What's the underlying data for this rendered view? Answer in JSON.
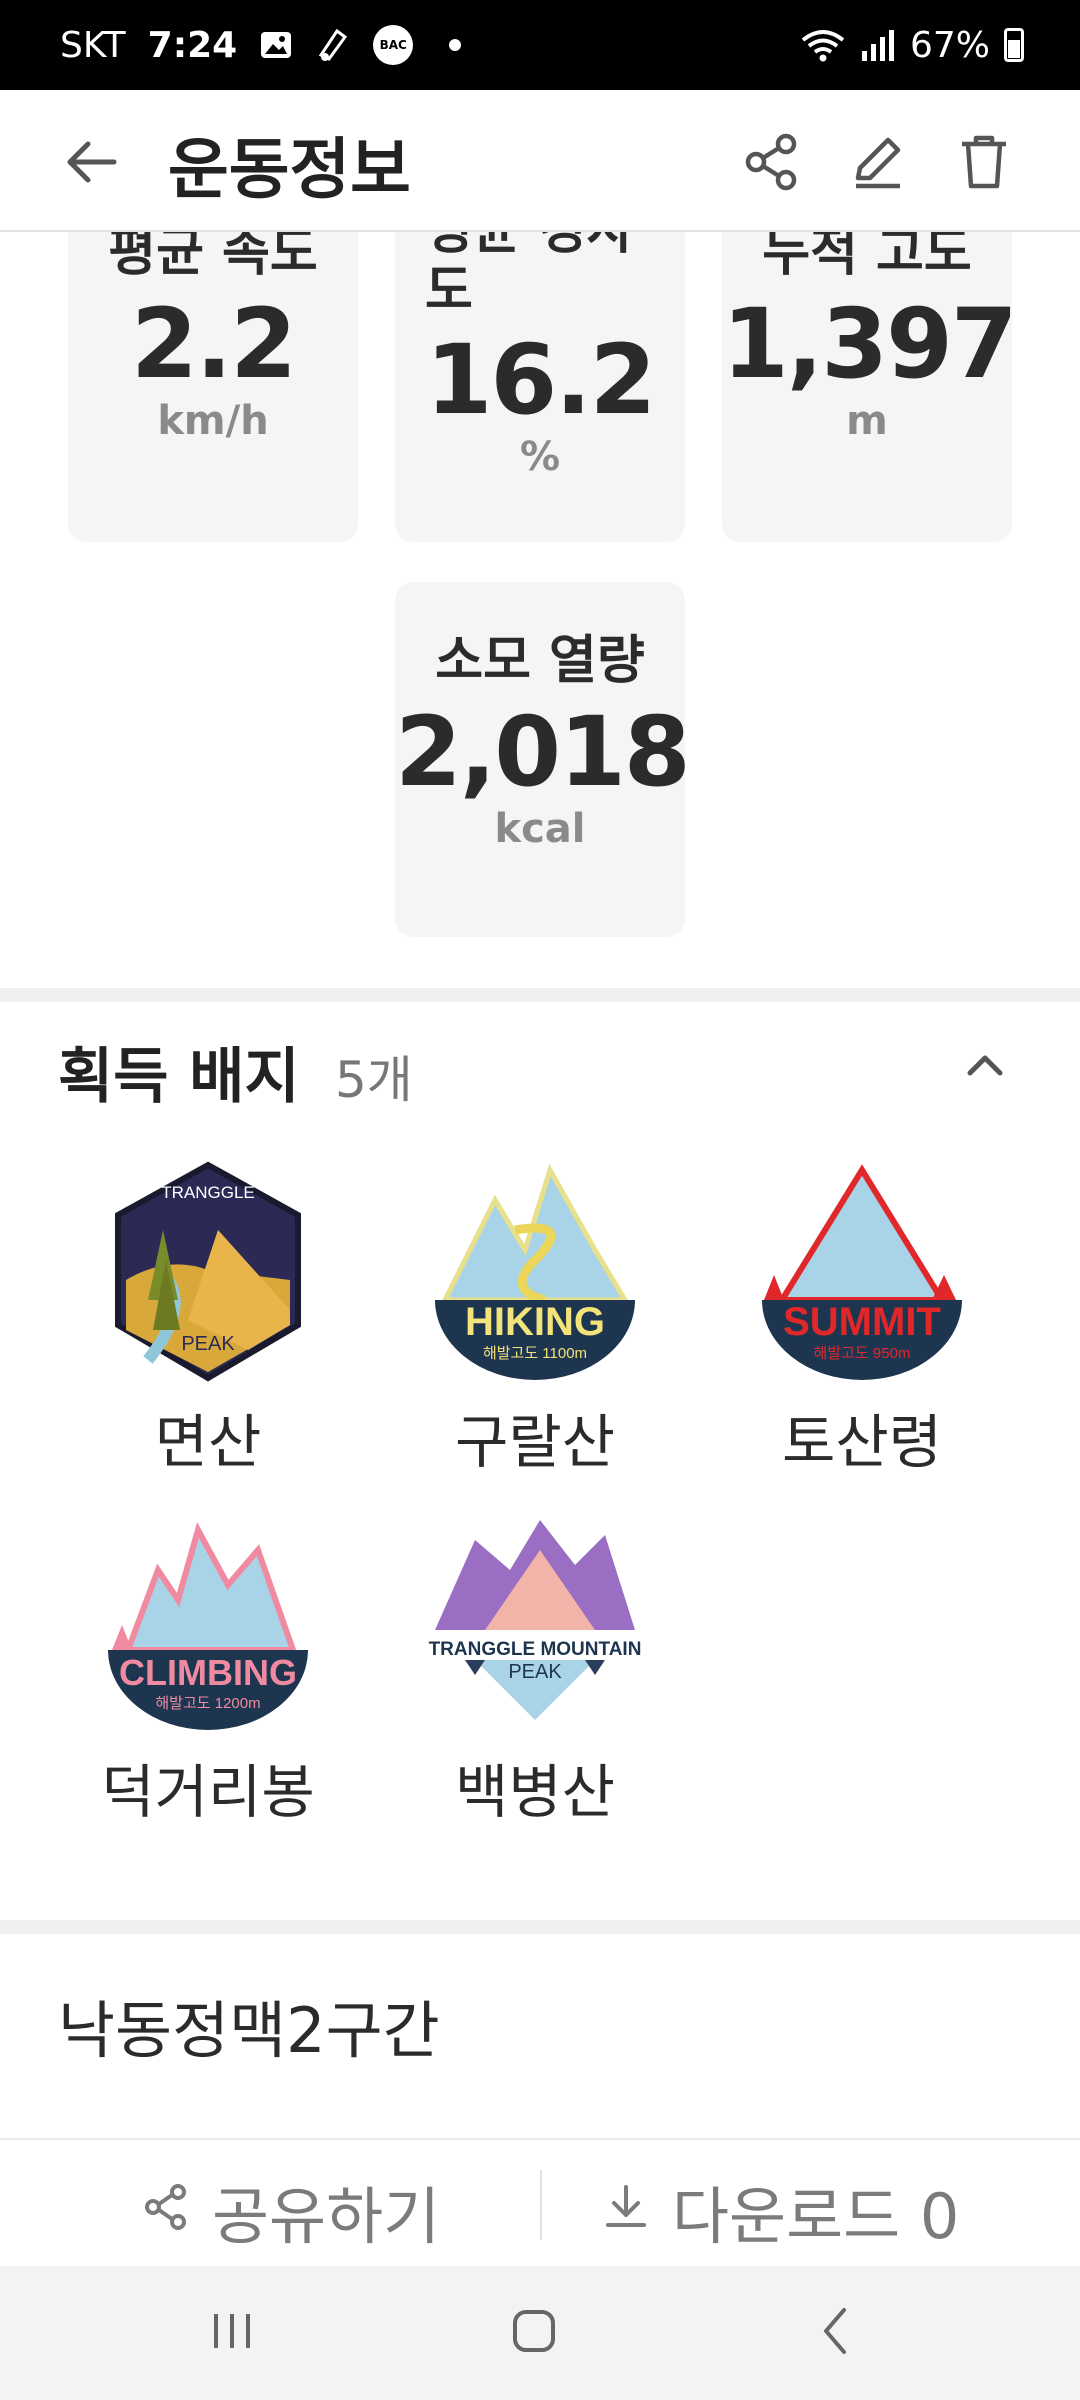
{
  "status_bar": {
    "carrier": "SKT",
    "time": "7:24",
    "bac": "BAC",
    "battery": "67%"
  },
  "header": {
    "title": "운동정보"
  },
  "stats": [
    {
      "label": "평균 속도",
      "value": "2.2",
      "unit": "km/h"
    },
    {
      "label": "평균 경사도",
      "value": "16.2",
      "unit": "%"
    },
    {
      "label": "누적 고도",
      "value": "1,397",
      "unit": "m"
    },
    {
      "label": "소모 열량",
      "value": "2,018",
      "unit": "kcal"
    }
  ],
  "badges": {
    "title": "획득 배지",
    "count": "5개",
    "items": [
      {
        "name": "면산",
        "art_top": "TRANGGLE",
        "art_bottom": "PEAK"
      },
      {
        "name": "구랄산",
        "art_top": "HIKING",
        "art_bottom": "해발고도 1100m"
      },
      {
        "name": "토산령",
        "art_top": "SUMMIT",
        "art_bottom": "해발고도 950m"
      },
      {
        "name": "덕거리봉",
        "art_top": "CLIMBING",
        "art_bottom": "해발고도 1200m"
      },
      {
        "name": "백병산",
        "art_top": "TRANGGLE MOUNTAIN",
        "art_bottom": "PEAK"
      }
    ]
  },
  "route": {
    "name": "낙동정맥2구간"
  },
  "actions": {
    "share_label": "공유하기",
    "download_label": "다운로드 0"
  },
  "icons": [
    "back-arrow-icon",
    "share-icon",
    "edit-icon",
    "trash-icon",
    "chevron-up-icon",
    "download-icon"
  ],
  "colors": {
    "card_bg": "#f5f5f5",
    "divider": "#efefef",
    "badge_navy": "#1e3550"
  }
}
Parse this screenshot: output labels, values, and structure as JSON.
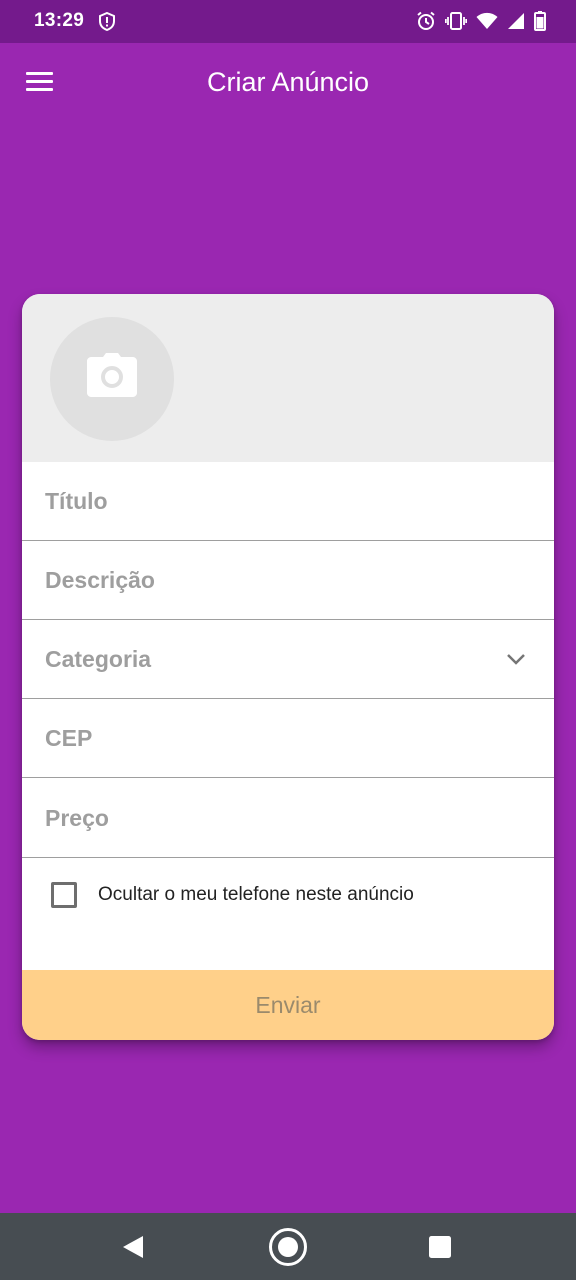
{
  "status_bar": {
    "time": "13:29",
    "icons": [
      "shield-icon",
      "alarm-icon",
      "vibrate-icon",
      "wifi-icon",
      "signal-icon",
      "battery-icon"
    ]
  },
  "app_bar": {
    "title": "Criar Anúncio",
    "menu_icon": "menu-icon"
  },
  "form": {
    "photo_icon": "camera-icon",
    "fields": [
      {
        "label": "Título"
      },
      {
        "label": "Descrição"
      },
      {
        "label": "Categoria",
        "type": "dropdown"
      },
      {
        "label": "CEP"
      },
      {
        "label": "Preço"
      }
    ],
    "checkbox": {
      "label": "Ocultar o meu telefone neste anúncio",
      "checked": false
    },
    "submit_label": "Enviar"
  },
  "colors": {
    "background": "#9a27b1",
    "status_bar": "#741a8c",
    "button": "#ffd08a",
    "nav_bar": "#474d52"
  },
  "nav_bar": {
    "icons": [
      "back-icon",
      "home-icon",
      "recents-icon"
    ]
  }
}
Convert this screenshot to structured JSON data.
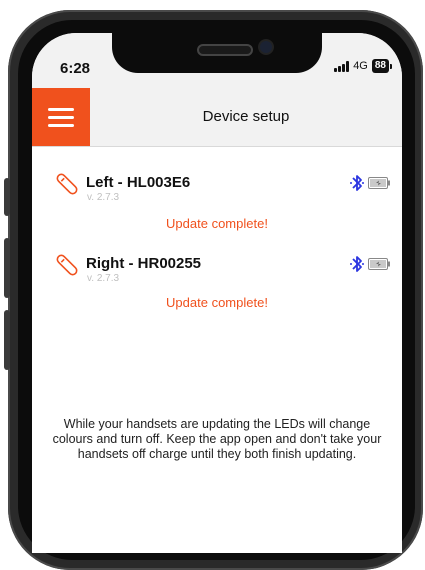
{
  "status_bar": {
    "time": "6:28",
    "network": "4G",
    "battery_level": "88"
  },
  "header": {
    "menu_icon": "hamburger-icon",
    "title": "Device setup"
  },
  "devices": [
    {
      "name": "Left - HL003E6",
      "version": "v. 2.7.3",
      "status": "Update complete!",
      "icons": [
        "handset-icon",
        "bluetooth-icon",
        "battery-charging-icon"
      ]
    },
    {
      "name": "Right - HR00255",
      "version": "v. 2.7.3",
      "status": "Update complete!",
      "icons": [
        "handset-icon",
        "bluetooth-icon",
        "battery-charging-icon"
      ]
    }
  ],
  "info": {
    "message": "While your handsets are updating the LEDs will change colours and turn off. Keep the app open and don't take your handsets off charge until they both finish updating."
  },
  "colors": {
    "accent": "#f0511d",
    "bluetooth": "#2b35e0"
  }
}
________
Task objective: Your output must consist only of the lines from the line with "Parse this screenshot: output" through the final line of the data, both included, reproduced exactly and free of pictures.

Solved exercise:
Parse this screenshot: output labels, values, and structure as JSON.
{
  "status_bar": {
    "time": "13:29",
    "icons": [
      "shield-icon",
      "alarm-icon",
      "vibrate-icon",
      "wifi-icon",
      "signal-icon",
      "battery-icon"
    ]
  },
  "app_bar": {
    "title": "Criar Anúncio",
    "menu_icon": "menu-icon"
  },
  "form": {
    "photo_icon": "camera-icon",
    "fields": [
      {
        "label": "Título"
      },
      {
        "label": "Descrição"
      },
      {
        "label": "Categoria",
        "type": "dropdown"
      },
      {
        "label": "CEP"
      },
      {
        "label": "Preço"
      }
    ],
    "checkbox": {
      "label": "Ocultar o meu telefone neste anúncio",
      "checked": false
    },
    "submit_label": "Enviar"
  },
  "colors": {
    "background": "#9a27b1",
    "status_bar": "#741a8c",
    "button": "#ffd08a",
    "nav_bar": "#474d52"
  },
  "nav_bar": {
    "icons": [
      "back-icon",
      "home-icon",
      "recents-icon"
    ]
  }
}
Convert this screenshot to structured JSON data.
{
  "status_bar": {
    "time": "6:28",
    "network": "4G",
    "battery_level": "88"
  },
  "header": {
    "menu_icon": "hamburger-icon",
    "title": "Device setup"
  },
  "devices": [
    {
      "name": "Left - HL003E6",
      "version": "v. 2.7.3",
      "status": "Update complete!",
      "icons": [
        "handset-icon",
        "bluetooth-icon",
        "battery-charging-icon"
      ]
    },
    {
      "name": "Right - HR00255",
      "version": "v. 2.7.3",
      "status": "Update complete!",
      "icons": [
        "handset-icon",
        "bluetooth-icon",
        "battery-charging-icon"
      ]
    }
  ],
  "info": {
    "message": "While your handsets are updating the LEDs will change colours and turn off. Keep the app open and don't take your handsets off charge until they both finish updating."
  },
  "colors": {
    "accent": "#f0511d",
    "bluetooth": "#2b35e0"
  }
}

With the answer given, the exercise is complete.